EGU General Assembly 2022
© Author(s) 2022. This work is distributed under
the Creative Commons Attribution 4.0 License.

The GREASE project to unravel how soil and canopy management can mitigate climate change effects on Greco grapevine

Chiara Cirillo1, Antonello Bonfante2, Carmen Arena3, Maurizio Buonanno2, Francesca Petracca1, Chiara Amitrano1, Nicola Damiano1, Arturo Erbaggio4, Luigi Pagano5, Rosanna Caputo1, and Veronica De Micco1
Chiara Cirillo et al.
  • 1University of Naples Federico II, Agricultural Sciences, Portici (NA), Italy (
  • 2National Research Council of Italy, Institute for Mediterranean Agricultural and Forest Systems, Dept. Scienze Bio Agroalimentari DiSBA, Portici (Naples), Italy
  • 3University of Naples Federico II, Dept. Biology, Naples, Italy
  • 4Freelance
  • 5Feudi di San Gregorio Società Agricola S.p.A., Sorbo Serpico (Avellino), Italy

The pedo-climatic conditions can determine the grape varieties that can be cultivated as well as have deep influence on wine quality. Climate change has already caused significant warming and drought in most grape-growing areas of the world, particularly in the Mediterranean area where viticulture is suffering yield and grape quality reductions due to the increased frequency and duration of drought periods. Ongoing climate change is aggravating some critical issues in the production of the autochthonous grape variety 'Greco' (Vitis vinifera L. subsp. vinifera), widely cultivated in the Campania Region (southern Italy) and used alone or blend in many quality label wines. Nowadays, there is a high risk for the economic sustainability of Greco cultivation due to the following main issues: reduced vine productivity, low selling price of grapes, and territory fragmentation. Such criticisms induce the abandonment of small/medium-sized farms due to either crop conversion or consolidation into larger farms.

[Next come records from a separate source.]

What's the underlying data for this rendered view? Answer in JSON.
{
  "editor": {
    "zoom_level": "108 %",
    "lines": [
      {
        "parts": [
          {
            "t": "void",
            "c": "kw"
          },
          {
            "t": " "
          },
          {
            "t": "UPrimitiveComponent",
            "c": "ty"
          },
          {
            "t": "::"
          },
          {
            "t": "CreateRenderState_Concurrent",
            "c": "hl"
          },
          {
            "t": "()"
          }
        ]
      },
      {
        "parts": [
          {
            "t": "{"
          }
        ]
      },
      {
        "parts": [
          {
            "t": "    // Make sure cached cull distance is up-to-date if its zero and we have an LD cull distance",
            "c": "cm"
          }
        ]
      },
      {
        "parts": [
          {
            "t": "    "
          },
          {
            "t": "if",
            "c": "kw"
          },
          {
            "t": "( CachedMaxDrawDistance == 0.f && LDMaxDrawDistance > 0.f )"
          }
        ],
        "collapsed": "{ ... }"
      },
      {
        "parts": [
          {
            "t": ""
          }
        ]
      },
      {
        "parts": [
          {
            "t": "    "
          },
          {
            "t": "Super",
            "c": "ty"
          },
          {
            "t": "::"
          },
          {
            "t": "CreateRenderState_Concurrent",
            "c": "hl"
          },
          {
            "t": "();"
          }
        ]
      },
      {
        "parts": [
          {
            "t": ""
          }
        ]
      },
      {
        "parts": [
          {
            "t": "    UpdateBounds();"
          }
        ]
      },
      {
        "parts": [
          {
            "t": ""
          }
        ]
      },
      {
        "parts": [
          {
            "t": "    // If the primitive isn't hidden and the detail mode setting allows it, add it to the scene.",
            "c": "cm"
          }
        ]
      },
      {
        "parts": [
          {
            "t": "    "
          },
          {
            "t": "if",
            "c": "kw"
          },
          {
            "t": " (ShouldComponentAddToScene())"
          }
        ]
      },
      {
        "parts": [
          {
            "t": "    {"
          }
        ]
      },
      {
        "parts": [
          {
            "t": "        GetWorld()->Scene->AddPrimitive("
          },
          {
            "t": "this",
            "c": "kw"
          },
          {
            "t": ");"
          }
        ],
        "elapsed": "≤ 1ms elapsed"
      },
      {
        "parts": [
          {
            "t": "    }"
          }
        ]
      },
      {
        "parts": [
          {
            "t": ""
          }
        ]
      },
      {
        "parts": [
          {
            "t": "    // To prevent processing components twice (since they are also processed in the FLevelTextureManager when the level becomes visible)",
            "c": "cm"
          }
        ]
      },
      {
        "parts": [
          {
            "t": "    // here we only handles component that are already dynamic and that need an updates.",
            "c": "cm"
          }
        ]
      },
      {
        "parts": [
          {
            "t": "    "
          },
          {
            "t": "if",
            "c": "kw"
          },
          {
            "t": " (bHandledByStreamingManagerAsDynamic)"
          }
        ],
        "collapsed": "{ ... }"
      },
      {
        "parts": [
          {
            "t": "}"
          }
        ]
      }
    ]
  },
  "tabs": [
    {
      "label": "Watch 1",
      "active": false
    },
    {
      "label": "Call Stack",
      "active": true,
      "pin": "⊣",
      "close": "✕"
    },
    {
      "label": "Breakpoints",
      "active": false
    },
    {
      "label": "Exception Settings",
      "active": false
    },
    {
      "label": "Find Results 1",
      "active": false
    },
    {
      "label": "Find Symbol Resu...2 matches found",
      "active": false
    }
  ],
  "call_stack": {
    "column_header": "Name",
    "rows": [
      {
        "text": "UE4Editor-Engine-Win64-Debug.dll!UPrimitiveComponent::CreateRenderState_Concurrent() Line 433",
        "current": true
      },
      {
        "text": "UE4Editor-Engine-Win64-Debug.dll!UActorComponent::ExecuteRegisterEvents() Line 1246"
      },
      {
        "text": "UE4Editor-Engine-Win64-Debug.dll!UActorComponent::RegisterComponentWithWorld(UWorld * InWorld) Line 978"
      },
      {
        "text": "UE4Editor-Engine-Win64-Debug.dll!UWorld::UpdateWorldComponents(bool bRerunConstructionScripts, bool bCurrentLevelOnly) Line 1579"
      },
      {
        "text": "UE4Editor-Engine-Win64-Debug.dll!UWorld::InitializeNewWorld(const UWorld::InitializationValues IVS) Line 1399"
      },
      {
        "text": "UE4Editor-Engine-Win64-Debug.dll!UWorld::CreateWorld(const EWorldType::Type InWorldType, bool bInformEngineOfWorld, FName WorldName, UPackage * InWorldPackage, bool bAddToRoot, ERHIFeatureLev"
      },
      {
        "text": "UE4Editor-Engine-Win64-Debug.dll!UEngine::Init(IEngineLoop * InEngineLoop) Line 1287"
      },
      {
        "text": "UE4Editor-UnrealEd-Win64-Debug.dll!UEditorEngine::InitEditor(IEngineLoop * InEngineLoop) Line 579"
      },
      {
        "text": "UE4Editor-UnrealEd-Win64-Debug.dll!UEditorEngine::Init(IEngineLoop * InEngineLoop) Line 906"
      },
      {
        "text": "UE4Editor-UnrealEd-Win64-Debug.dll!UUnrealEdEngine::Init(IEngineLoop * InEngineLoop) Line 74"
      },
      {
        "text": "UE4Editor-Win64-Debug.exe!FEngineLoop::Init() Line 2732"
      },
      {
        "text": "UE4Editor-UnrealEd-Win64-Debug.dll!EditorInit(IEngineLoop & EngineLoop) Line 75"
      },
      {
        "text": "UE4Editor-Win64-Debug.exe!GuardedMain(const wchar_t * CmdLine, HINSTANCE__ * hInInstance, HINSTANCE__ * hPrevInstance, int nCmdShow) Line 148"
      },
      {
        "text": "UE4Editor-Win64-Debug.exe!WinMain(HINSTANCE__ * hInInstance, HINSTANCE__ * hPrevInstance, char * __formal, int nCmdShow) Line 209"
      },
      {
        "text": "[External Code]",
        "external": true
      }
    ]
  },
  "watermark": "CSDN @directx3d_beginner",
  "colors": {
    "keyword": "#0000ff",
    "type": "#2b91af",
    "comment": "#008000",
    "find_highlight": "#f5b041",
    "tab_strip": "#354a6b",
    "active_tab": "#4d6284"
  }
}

Although pedo-climatic conditions can affect vineyard productivity and grape quality primarily, the application of adequate cultivation techniques, such as soil and canopy management, can help alleviating the increasing constrains to vineyard sustainability. In the framework of the Rural Development Programme 2014-2020, Campania Region funded the GREASE project to contribute to the main topic of improving grapevine productivity, resource use efficiency, and resilience for the sustainable management of vineyards.

The general objective of Grease project is to improve the potential production of Greco concerns the management of major cultivation practices in viticulture by the realization of a cultivar-specific model for vine canopy and soil management. Optimization of such cultivation factors is important in order to achieve a good vegetative and reproductive balance that enhances grape and wine quality, improves farm profitability and finally provides environmental sustainability. The project is carried out in a Greco experimental vineyard of Feudi di San Gregorio winery in southern Italy (Avellino, Campania region). One of the main activities is to analyse the effect of soil management and vine training systems on the continuum soil-plant-atmosphere system. The growth and the eco-physiological traits of vines were monitored in the main phenological phases by measuring morphological parameters, fertility, leaf gas-exchanges, chlorophyll a fluorescence emission, leaf water potentials, and leaf anatomical characteristics. The meteorological data and soil water content were collected through weather stations and time-domain reflectometry (TDR) technique. Proximal sensing techniques were applied to monitor the whole vineyard performances. The production of each experimental plot was evaluated in terms of chemical characterization of musts and wines in order to assess the treatments-induced changes in oenological traits.

The preliminary results of two-years experimental trials are presented to highlighting how the canopy and soil management can influence the vine eco-physiological behavior and productive performance.

An increased understanding of how cultivation factors influence the efficient use of available resources in the Greco vineyard will allow know-how transfer to other grapevine productive systems.

How to cite: Cirillo, C., Bonfante, A., Arena, C., Buonanno, M., Petracca, F., Amitrano, C., Damiano, N., Erbaggio, A., Pagano, L., Caputo, R., and De Micco, V.: The GREASE project to unravel how soil and canopy management can mitigate climate change effects on Greco grapevine, EGU General Assembly 2022, Vienna, Austria, 23–27 May 2022, EGU22-4145,, 2022.